··· STORED DATA

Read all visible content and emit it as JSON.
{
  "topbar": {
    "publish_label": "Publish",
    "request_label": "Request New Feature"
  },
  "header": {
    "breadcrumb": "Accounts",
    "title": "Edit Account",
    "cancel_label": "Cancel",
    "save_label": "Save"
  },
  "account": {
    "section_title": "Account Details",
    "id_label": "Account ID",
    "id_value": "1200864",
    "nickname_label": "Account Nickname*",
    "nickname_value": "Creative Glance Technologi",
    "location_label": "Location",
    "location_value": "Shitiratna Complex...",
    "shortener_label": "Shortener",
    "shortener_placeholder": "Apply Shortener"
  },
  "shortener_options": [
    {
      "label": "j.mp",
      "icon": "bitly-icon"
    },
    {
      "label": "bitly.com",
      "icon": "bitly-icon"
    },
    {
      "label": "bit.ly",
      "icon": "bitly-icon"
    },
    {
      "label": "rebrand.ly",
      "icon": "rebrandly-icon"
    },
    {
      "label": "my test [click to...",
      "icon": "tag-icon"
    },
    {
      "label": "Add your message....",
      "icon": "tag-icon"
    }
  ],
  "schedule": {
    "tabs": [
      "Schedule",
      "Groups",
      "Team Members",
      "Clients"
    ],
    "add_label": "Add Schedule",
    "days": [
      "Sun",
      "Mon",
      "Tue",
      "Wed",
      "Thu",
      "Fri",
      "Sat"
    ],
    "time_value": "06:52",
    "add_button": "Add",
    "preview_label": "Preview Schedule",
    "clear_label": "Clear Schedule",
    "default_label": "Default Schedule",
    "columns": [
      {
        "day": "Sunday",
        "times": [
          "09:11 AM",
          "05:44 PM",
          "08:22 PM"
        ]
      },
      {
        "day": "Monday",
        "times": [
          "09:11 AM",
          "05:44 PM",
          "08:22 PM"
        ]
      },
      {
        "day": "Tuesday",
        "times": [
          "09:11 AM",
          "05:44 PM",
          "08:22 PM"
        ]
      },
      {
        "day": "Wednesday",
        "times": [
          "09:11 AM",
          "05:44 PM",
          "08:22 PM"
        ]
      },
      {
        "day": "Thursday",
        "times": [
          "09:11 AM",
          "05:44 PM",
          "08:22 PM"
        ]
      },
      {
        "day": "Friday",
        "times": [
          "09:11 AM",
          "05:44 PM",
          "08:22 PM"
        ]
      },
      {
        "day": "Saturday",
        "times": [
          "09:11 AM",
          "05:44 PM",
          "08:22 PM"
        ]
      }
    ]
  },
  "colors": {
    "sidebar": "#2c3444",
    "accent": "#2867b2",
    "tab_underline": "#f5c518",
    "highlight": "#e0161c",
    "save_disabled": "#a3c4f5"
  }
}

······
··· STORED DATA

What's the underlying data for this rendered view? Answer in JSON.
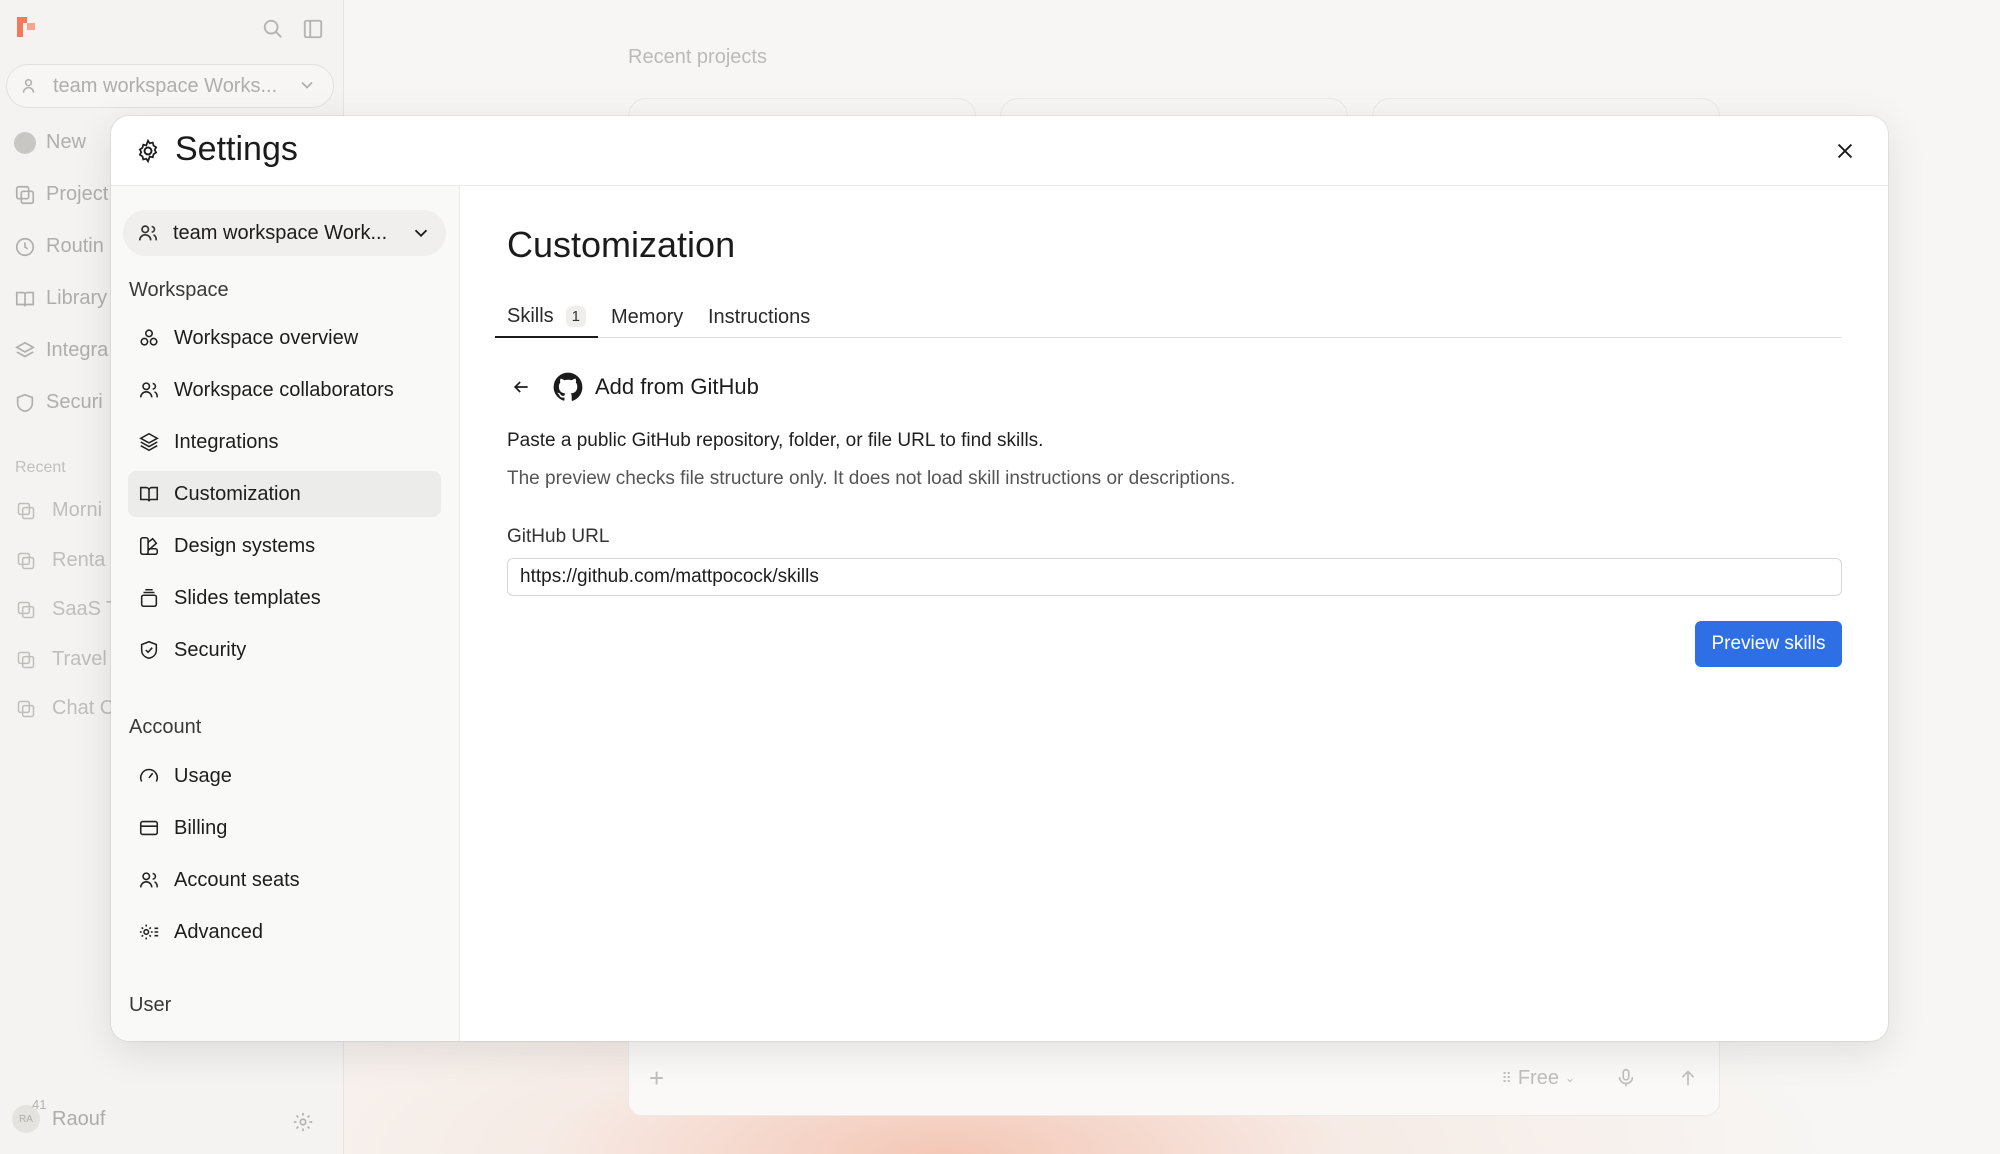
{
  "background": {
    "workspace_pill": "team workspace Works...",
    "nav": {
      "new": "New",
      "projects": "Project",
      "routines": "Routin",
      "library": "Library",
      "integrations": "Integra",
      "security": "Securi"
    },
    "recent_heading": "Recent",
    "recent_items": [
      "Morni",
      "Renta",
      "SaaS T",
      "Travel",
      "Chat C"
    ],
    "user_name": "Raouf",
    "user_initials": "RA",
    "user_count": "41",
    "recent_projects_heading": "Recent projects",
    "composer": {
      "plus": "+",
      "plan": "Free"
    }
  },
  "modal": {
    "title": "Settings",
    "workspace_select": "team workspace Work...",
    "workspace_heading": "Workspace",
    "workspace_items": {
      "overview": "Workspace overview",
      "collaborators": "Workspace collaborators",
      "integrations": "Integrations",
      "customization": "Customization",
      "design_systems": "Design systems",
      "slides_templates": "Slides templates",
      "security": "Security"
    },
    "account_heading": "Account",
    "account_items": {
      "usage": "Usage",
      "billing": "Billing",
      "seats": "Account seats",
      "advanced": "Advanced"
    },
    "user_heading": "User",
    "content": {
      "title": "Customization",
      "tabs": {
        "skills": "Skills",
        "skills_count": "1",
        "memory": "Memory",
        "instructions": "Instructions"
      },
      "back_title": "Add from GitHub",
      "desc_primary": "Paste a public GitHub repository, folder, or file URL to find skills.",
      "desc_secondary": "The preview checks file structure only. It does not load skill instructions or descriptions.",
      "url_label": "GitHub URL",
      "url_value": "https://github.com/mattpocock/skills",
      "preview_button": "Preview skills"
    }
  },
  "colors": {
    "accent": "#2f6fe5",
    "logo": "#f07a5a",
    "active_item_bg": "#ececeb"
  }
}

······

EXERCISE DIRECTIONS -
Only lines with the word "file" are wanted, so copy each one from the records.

SOLUTION TO THE PROBLEM -
      "desc_primary": "Paste a public GitHub repository, folder, or file URL to find skills.",
      "desc_secondary": "The preview checks file structure only. It does not load skill instructions or descriptions.",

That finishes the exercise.